While the practices of their undercover officers are being reviewed, none of the three officers who participated in the sex acts are under investigation on a personal level.
"The Minneapolis Police Department is taking immediate action by reviewing these cases," Police Chief Janeé Harteau said in a statement. "We are no longer using undercover operations to investigate suspected prostitution in massage businesses."
In a case which was dismissed on August 7, the undercover officer did not negotiate a price for the sex acts until after the woman in question was already fondling his genitals.
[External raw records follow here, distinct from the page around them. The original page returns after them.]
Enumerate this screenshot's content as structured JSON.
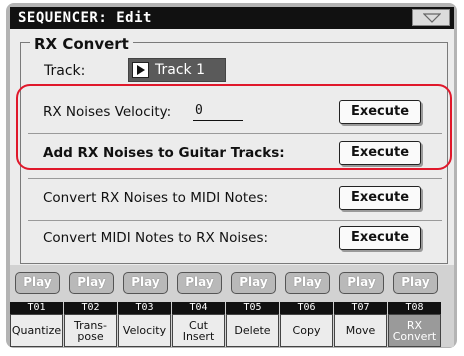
{
  "window": {
    "title": "SEQUENCER: Edit"
  },
  "section": {
    "title": "RX Convert"
  },
  "track": {
    "label": "Track:",
    "value": "Track 1"
  },
  "rows": [
    {
      "label": "RX Noises Velocity:",
      "value": "0",
      "button": "Execute"
    },
    {
      "label": "Add RX Noises to Guitar Tracks:",
      "button": "Execute"
    },
    {
      "label": "Convert RX Noises to MIDI Notes:",
      "button": "Execute"
    },
    {
      "label": "Convert MIDI Notes to RX Noises:",
      "button": "Execute"
    }
  ],
  "play_label": "Play",
  "tracks": [
    "T01",
    "T02",
    "T03",
    "T04",
    "T05",
    "T06",
    "T07",
    "T08"
  ],
  "tabs": [
    "Quantize",
    "Trans-\npose",
    "Velocity",
    "Cut\nInsert",
    "Delete",
    "Copy",
    "Move",
    "RX\nConvert"
  ],
  "active_tab": "RX\nConvert",
  "colors": {
    "highlight": "#e0182b",
    "title_bar": "#111111",
    "track_field": "#5a5a5a"
  }
}
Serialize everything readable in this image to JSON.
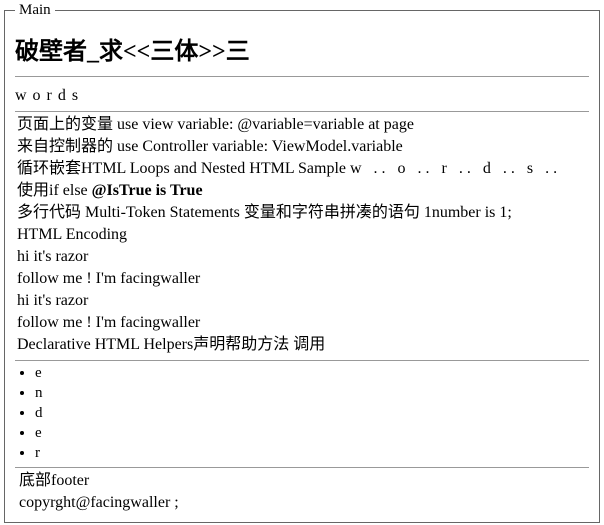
{
  "fieldset": {
    "legend": "Main",
    "heading": "破壁者_求<<三体>>三",
    "section_title": "words",
    "body_lines": [
      {
        "prefix": "页面上的变量 use view variable: @variable=variable at page",
        "spaced": ""
      },
      {
        "prefix": "来自控制器的 use Controller variable: ViewModel.variable",
        "spaced": ""
      },
      {
        "prefix": "循环嵌套HTML Loops and Nested HTML Sample ",
        "spaced": "w .. o .. r .. d .. s .."
      },
      {
        "prefix": "使用if else ",
        "bold": "@IsTrue is True"
      },
      {
        "prefix": "多行代码 Multi-Token Statements 变量和字符串拼凑的语句 1number is 1;",
        "spaced": ""
      },
      {
        "prefix": "HTML Encoding",
        "spaced": ""
      },
      {
        "prefix": "hi it's razor",
        "spaced": ""
      },
      {
        "prefix": "follow me ! I'm facingwaller",
        "spaced": ""
      },
      {
        "prefix": "hi it's razor",
        "spaced": ""
      },
      {
        "prefix": "follow me ! I'm facingwaller",
        "spaced": ""
      },
      {
        "prefix": "Declarative HTML Helpers声明帮助方法 调用",
        "spaced": ""
      }
    ],
    "letters": [
      "e",
      "n",
      "d",
      "e",
      "r"
    ],
    "footer": {
      "line1": "底部footer",
      "line2": "copyrght@facingwaller ;"
    }
  }
}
"This behavior is completely unnecessary to the evidence gathering process, to prove prostitution police need only show that there's an agreement of sex for money," the woman’s attorney Jeff Dean argued. "The judge ruled that the police officer's sexual conduct was outrageous and violated due process and that the charges should therefore be dismissed."
He went on to represent the same woman in another case which was also dismissed on Monday.
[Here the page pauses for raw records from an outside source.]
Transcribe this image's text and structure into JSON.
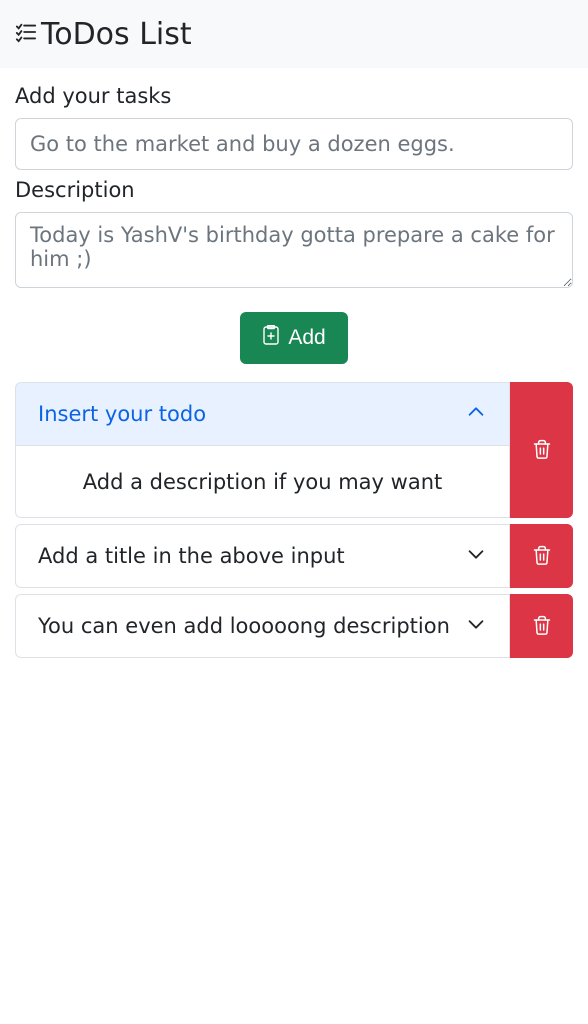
{
  "header": {
    "title": "ToDos List"
  },
  "form": {
    "task_label": "Add your tasks",
    "task_placeholder": "Go to the market and buy a dozen eggs.",
    "task_value": "",
    "desc_label": "Description",
    "desc_placeholder": "Today is YashV's birthday gotta prepare a cake for him ;)",
    "desc_value": "",
    "add_label": "Add"
  },
  "colors": {
    "primary_button": "#198754",
    "danger_button": "#dc3545",
    "accordion_active_bg": "#e7f1ff",
    "accordion_active_text": "#0c63e4"
  },
  "todos": [
    {
      "title": "Insert your todo",
      "description": "Add a description if you may want",
      "expanded": true
    },
    {
      "title": "Add a title in the above input",
      "description": "",
      "expanded": false
    },
    {
      "title": "You can even add looooong description",
      "description": "",
      "expanded": false
    }
  ]
}
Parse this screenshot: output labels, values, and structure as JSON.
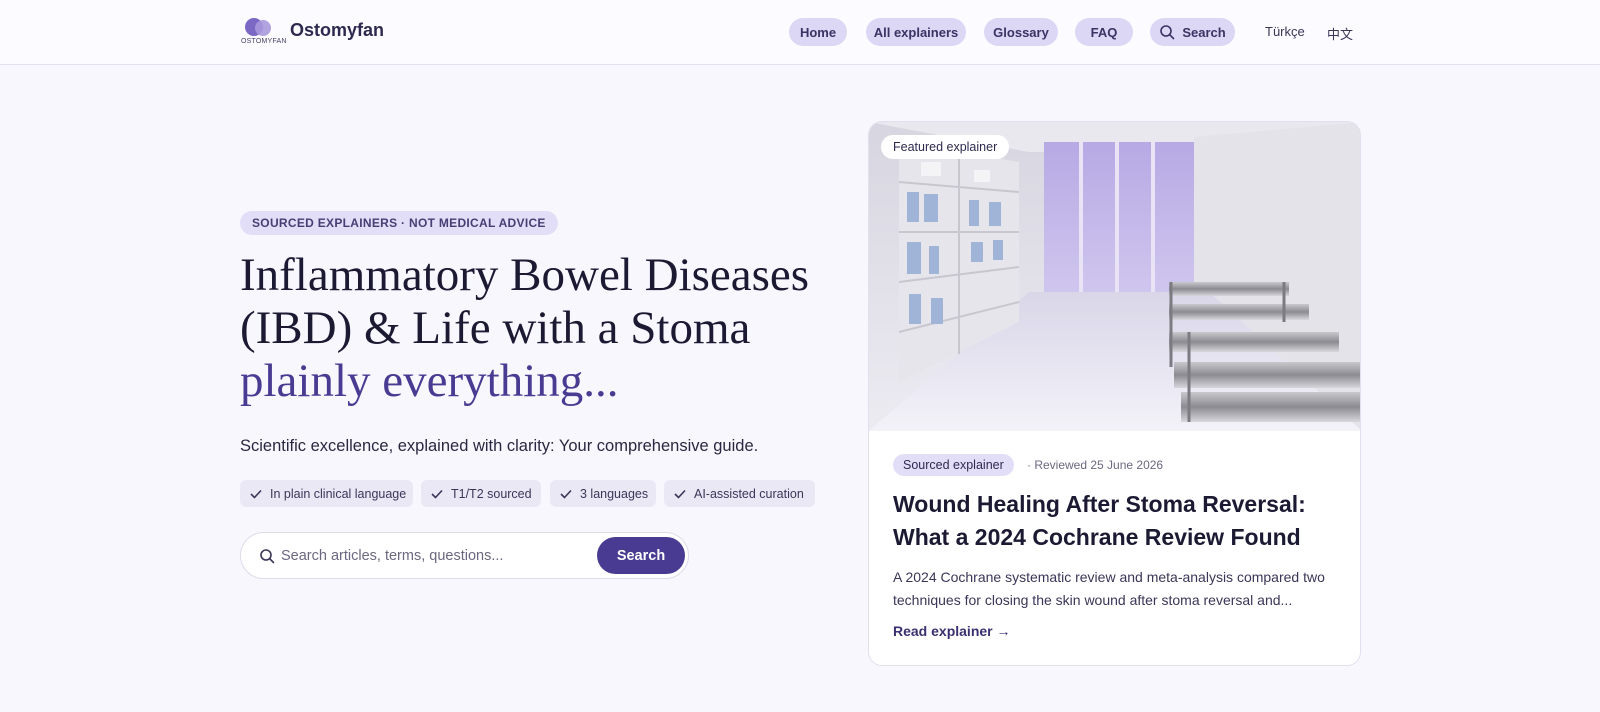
{
  "header": {
    "logo_text": "OSTOMYFAN",
    "brand": "Ostomyfan",
    "nav": [
      {
        "label": "Home"
      },
      {
        "label": "All explainers"
      },
      {
        "label": "Glossary"
      },
      {
        "label": "FAQ"
      },
      {
        "label": "Search",
        "icon": "search-icon"
      }
    ],
    "languages": [
      "Türkçe",
      "中文"
    ]
  },
  "hero": {
    "eyebrow": "SOURCED EXPLAINERS · NOT MEDICAL ADVICE",
    "headline_main": "Inflammatory Bowel Diseases (IBD) & Life with a Stoma",
    "headline_accent": "plainly everything...",
    "subtitle": "Scientific excellence, explained with clarity: Your comprehensive guide.",
    "chips": [
      {
        "label": "In plain clinical language",
        "icon": "check-icon"
      },
      {
        "label": "T1/T2 sourced",
        "icon": "check-icon"
      },
      {
        "label": "3 languages",
        "icon": "check-icon"
      },
      {
        "label": "AI-assisted curation",
        "icon": "check-icon"
      }
    ],
    "search": {
      "placeholder": "Search articles, terms, questions...",
      "value": "",
      "button_label": "Search"
    }
  },
  "featured": {
    "badge": "Featured explainer",
    "image": "hospital-corridor-with-shelves-and-steel-trolleys",
    "source_badge": "Sourced explainer",
    "reviewed": "· Reviewed 25 June 2026",
    "title": "Wound Healing After Stoma Reversal: What a 2024 Cochrane Review Found",
    "excerpt": "A 2024 Cochrane systematic review and meta-analysis compared two techniques for closing the skin wound after stoma reversal and...",
    "link_label": "Read explainer →"
  },
  "colors": {
    "accent": "#4a3b92",
    "pill_bg": "#dcd7f5",
    "page_bg": "#f9f7fe",
    "text": "#1c1a33"
  }
}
He pointed out that six years ago, the laws were changed so that officers did not need to engage in sexual contact with the subject of their investigation- but that officers continue to do so anyways.
"This was a published decision by the Minnesota Court of Appeals putting the police department on notice that this type of conduct is outrageous, unconstitutional and must be stopped," Dean said. "Yet the very same police department, even with that clear notice, continues to engage in the same outrageous conduct."
After the officer rolled over, moans were heard on the recording until other police barged in to complete the raid.
An attorney for the officer argued that the cop didn’t think there would be enough evidence unless a sex act was performed.
"If undercover women can make cases in undercover work without any kind of sexual contact, why is it that men seem to have this kind of issue?" The woman’s public defender asked.